(Items from an interface collection)
════════════════

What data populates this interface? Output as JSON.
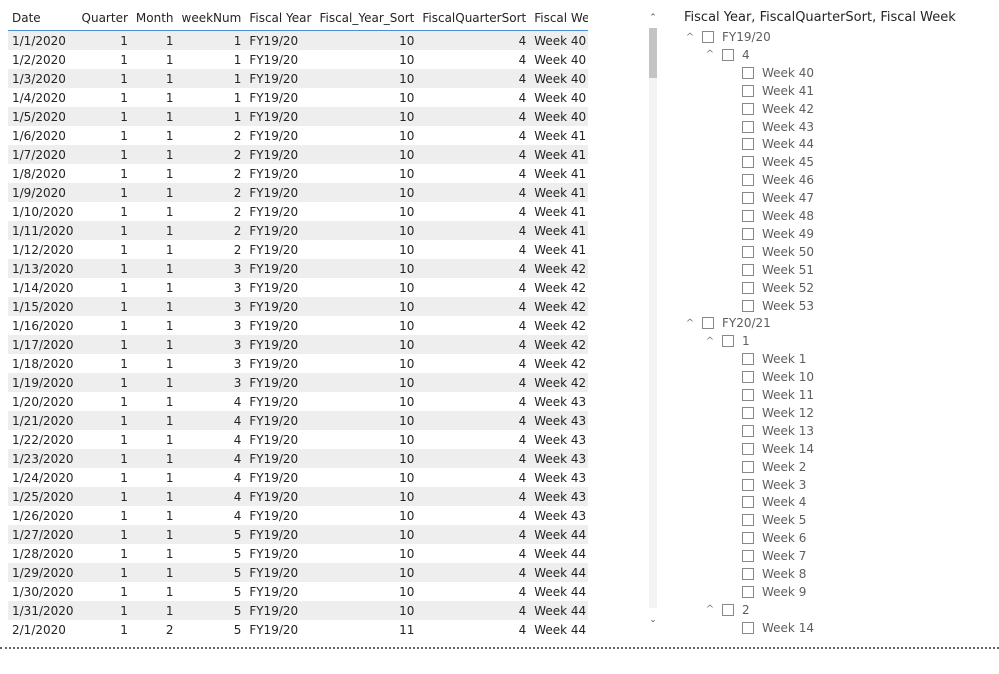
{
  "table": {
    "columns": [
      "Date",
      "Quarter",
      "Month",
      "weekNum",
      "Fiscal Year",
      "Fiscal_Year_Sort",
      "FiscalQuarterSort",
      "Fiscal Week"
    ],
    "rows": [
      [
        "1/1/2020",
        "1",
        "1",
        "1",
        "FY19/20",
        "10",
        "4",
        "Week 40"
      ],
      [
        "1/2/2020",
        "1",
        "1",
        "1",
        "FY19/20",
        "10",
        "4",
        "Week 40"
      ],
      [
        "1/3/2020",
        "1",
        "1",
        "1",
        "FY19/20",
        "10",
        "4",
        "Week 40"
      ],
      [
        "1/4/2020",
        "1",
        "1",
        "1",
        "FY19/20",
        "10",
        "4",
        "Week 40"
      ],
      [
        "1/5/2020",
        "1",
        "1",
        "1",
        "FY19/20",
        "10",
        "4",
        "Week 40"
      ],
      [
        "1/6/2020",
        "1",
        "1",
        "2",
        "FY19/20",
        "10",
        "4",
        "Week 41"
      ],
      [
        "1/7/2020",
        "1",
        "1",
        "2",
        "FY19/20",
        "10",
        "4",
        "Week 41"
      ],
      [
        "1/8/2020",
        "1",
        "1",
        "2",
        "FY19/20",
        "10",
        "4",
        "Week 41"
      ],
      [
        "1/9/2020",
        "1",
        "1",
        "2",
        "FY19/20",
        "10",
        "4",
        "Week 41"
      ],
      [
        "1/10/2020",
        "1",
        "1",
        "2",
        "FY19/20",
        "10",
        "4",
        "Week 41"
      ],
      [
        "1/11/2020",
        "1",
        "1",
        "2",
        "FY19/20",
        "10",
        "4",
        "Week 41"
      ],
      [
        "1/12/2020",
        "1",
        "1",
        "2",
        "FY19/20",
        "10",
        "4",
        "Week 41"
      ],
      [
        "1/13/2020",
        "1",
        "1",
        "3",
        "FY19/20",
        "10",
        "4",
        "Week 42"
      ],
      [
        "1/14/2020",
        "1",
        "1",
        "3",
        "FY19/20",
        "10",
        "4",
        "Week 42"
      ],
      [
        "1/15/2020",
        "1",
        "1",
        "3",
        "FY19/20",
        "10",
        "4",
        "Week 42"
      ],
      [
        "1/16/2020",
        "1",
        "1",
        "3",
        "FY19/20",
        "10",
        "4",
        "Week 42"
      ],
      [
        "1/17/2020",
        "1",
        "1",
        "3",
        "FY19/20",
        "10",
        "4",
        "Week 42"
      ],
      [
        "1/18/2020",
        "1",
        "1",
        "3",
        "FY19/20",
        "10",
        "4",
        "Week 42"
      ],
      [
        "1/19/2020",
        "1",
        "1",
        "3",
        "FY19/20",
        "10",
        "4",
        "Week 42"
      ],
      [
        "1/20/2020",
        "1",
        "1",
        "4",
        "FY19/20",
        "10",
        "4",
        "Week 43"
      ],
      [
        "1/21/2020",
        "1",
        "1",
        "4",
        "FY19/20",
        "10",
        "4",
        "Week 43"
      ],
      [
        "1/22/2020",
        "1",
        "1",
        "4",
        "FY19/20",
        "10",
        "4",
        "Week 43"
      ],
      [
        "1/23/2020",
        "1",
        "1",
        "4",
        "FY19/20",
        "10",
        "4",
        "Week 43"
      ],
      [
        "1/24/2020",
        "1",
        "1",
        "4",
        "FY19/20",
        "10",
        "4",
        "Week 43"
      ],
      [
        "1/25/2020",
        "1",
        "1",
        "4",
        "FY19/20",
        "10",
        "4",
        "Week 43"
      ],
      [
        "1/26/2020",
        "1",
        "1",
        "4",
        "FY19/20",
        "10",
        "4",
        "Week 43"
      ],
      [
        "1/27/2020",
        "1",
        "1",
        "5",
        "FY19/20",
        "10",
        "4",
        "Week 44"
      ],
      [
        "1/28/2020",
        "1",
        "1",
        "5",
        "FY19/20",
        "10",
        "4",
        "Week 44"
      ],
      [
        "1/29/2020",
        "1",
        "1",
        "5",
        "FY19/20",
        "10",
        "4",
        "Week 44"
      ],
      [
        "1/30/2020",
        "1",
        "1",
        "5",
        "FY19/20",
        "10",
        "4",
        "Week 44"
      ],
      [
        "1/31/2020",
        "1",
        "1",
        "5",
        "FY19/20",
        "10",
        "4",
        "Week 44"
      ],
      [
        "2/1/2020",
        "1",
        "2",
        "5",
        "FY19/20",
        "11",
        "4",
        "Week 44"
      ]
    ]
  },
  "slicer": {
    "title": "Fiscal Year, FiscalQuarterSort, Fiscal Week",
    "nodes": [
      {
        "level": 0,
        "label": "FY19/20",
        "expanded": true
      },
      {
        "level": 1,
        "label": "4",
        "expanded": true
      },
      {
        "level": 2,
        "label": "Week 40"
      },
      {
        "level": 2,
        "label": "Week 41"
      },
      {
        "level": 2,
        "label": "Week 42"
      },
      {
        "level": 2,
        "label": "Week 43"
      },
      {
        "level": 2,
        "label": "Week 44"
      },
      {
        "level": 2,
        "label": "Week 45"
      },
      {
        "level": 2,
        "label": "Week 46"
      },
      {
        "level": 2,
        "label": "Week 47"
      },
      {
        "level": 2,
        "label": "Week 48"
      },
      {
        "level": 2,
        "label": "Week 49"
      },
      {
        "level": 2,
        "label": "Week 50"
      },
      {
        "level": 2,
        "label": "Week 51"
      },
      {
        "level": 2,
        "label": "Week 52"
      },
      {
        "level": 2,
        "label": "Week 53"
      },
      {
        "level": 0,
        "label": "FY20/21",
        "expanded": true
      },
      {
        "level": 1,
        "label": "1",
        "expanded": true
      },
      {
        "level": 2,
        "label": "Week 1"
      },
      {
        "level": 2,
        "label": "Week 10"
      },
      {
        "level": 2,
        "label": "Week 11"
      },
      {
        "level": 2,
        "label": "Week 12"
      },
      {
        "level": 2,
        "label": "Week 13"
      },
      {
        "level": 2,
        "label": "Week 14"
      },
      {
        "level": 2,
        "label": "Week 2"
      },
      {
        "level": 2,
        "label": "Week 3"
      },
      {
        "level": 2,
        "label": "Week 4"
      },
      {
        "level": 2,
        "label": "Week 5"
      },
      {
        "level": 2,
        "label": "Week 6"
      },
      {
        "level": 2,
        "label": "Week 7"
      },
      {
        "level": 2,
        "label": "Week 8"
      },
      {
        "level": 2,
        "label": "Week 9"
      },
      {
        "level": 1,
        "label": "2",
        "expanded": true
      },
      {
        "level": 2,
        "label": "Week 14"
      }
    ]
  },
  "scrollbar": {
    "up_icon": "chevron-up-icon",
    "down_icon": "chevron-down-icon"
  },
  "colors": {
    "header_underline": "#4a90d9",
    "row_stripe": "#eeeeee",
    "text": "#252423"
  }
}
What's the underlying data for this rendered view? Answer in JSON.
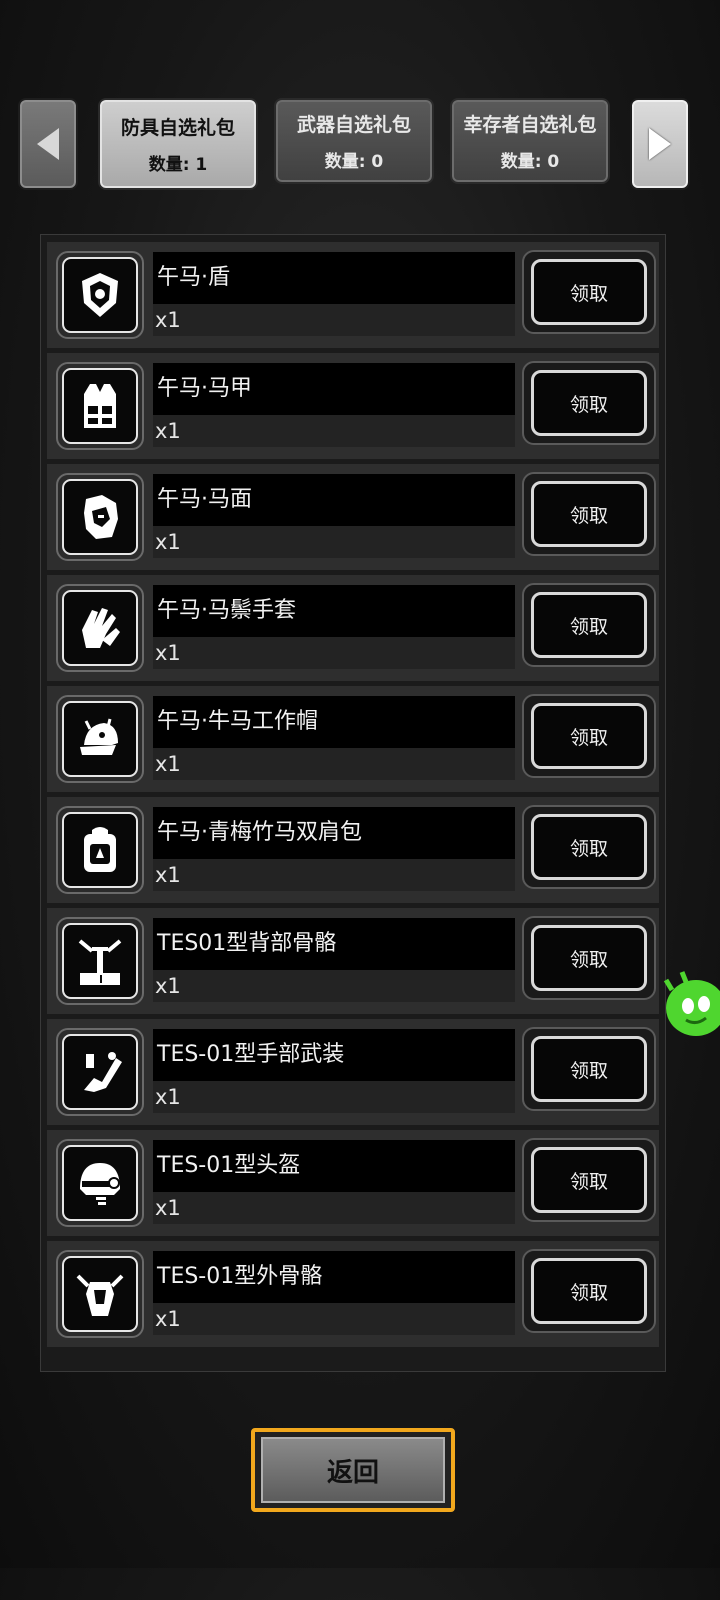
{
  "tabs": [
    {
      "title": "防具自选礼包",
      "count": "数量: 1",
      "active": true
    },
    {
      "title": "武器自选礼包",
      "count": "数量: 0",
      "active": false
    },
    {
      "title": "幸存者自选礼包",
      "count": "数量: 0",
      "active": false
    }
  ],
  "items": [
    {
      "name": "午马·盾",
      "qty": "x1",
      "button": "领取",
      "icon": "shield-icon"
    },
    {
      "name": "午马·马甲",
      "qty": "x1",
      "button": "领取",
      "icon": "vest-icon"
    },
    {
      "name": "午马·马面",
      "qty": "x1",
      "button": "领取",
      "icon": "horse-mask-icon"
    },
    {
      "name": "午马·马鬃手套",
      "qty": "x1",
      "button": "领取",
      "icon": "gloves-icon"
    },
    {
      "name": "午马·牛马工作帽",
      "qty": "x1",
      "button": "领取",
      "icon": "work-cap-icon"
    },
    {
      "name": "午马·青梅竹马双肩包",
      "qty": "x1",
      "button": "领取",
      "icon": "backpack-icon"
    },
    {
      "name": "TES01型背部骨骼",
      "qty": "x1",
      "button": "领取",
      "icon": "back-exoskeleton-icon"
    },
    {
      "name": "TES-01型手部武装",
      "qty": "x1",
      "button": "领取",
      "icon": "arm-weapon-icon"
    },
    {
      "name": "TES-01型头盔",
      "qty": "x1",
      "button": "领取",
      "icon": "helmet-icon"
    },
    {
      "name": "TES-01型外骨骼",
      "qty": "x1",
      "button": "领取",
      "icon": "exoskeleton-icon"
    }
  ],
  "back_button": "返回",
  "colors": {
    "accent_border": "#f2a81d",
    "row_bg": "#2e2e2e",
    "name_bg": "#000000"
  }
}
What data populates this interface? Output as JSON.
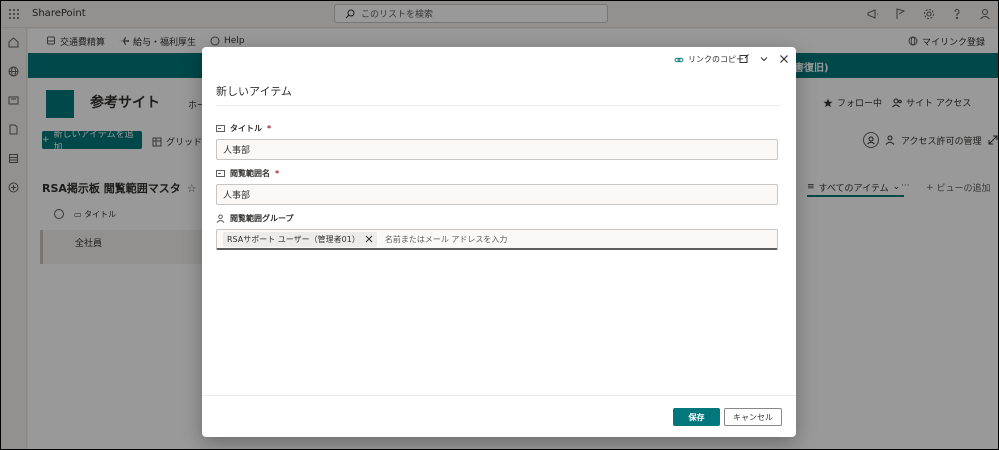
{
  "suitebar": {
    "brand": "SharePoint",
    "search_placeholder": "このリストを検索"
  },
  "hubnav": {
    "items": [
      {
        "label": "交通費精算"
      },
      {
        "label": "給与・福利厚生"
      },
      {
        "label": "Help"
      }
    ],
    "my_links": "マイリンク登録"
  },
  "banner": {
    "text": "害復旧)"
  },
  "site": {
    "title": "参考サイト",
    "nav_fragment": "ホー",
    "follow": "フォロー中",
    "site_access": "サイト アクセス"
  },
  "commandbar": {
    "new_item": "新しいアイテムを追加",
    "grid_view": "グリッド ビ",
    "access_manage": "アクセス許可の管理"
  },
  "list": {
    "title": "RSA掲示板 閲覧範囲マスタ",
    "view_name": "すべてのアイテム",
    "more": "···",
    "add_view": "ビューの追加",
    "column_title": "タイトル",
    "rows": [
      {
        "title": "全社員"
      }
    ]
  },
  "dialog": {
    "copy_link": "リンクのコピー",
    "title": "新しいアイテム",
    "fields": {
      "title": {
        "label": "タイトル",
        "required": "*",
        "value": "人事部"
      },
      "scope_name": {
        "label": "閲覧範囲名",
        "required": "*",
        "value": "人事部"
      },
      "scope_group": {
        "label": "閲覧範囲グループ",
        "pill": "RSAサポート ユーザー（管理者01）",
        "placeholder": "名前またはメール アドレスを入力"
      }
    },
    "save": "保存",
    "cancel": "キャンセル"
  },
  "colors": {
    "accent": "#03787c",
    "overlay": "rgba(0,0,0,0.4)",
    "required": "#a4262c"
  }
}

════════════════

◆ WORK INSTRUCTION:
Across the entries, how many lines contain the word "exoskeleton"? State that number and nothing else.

◆ TASK RESULT:
2